(Mat 14:15-18)  And when it was evening, his disciples came to him, saying, This is a desert place, and the time [for the evening meal] is now past; send the multitude away, that they may go into the villages, and buy themselves victuals [Gk: food]. But Jesus said unto them, They need not depart [departing from Jesus is not a good idea]; give ye them to eat [Neither God nor Jesus ever issued a command that cannot be obeyed]. And they say unto him, We have here but five loaves, and two fishes. He said, Bring them hither to me [and they obeyed].


(Mat 14:19-21)  And he commanded the multitude to sit down on the grass, and took the five loaves, and the two fishes, and looking up to heaven, he blessed, and brake, and gave the loaves to his disciples, and the disciples to the multitude. And they did all eat, and were filled: and they took up of the fragments that remained twelve baskets full. And they that had eaten were about five thousand men, beside women and children.


(Mat 14:19-21)  And he commanded the multitude [of saved and unsaved men (compassion)] to sit down on the grass [the Father must see the evidence of obedience. Why?], and took the five loaves [of bread, i.e., the Word of God], and the two fishes [representing two men, two now selfless mature ministers of the Word; He sent His disciples (learners) “by twos”] [“five loaves, and two fishes” that the disciples provided of their-selves (double-meaning)], and looking up to heaven [He displayed, presented the sacrificial offering to Father God], he blessed [showing the Father’s acceptance of the offering through the Son], and brake [multiplied (would they have been multiplied without the blessing?)], and gave the loaves [of bread, i.e., the Word of God ultimately symbolizing COMPASSION] to his disciples [Gk: learners, pupils (students)], and the disciples [correctly gave only that which they received from the Lord, which was their original sacrifice, now greatly multiplied] to the multitude. And they did all eat [the multitude and the disciples], and were filled [Gk: to gorge (supplied food in abundance): satisfied]: and they took up of the fragments [incomplete thoughts (effectual seeds)] that remained twelve baskets full [one basket full of provision for each apostle, i.e., for continued multiplication, ad infinitum]. And they that had eaten were about five thousand men, beside women and children.                    

1.      (Mark 6:39,40)  And he commanded them to make all sit down [sharing godly authority with the disciples] by companies upon the green grass.

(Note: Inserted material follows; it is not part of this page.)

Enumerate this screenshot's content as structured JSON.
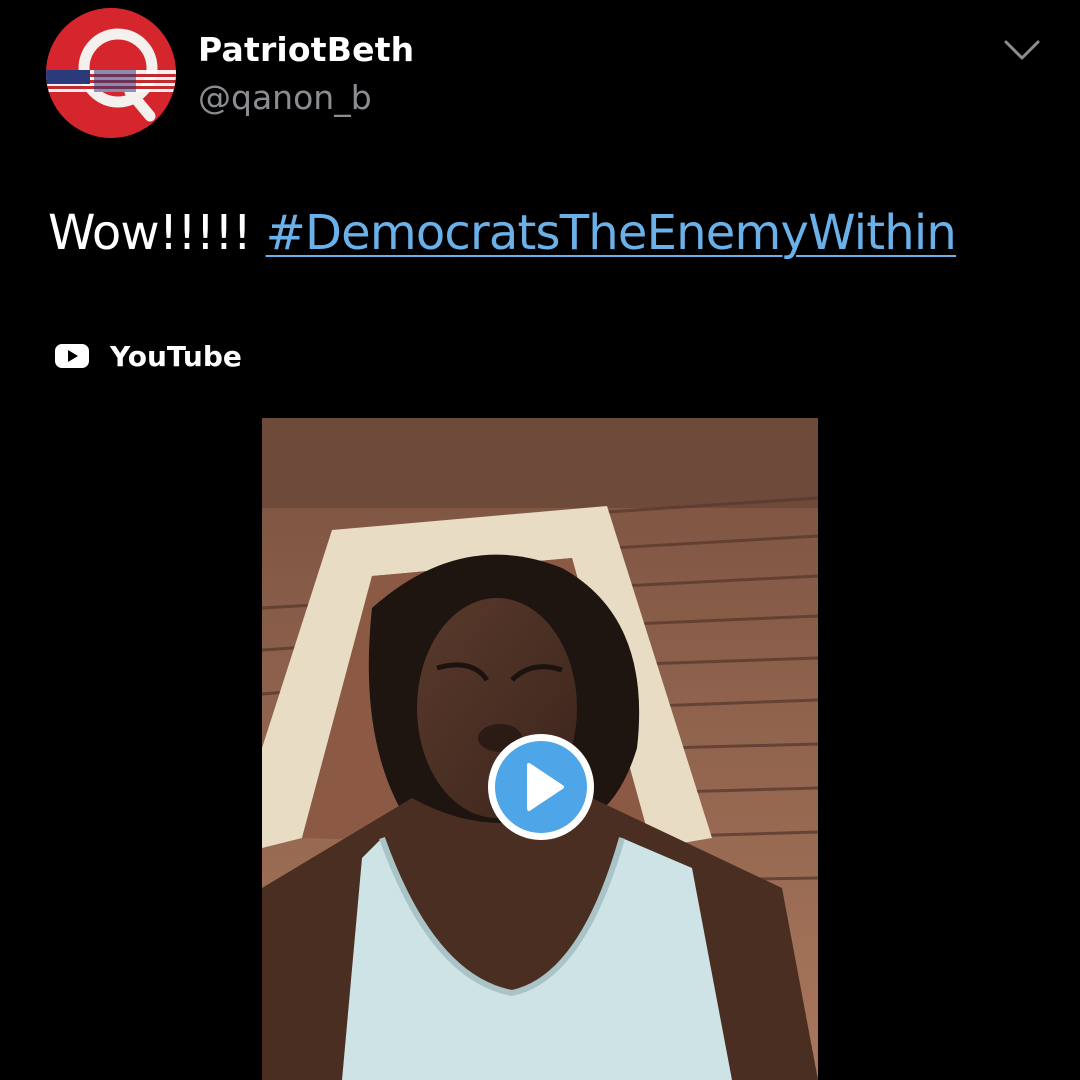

And they sat down [obeyed] in ranks, by hundreds, and by fifties [definite military phraseology and connotations].

2.      Commentary: “And he commanded the multitude to sit down on the grass.” Why? 1. Those who wish to receive blessings from the Father must first show to God their “obedience” to His Word (the command). 2. Because our God continually brings order out of chaos (Gen 1:1-5); “for God is not the author of confusion,” (1 Cor 14:33). “For God hath not given us the spirit of fear; but of power, and of love, and of a sound [Gk: disciplined, self-controlled] mind.” (2 Tim 1:7).

3.      Matthew Henry’s Commentary: The meat [the five loaves and two fishes] was multiplied, not in a heap at first, but in the distribution of it. As the widow’s oil [1 Ki 17:8-16] increased in the pouring out, so here the bread in the braking. Thus grace grows by being acted, and, while other things perish in the using, spiritual gifts increase in the using. God ministers seed to the sower, and multiplies not the seed hoarded up, but the seed sown (2 Cor 9:10). Thus there is that scattereth, and yet increaseth; that scattereth, and so increaseth. It is the same divine power, though exerted in an ordinary way, which multiplies the seed sown in the ground every year, and makes the earth yield her increase; so that what was brought out by handfuls, is brought home in sheaves. This is the Lord’s doing; it is by Christ that all natural things consist, and by the word of His power that they are upheld.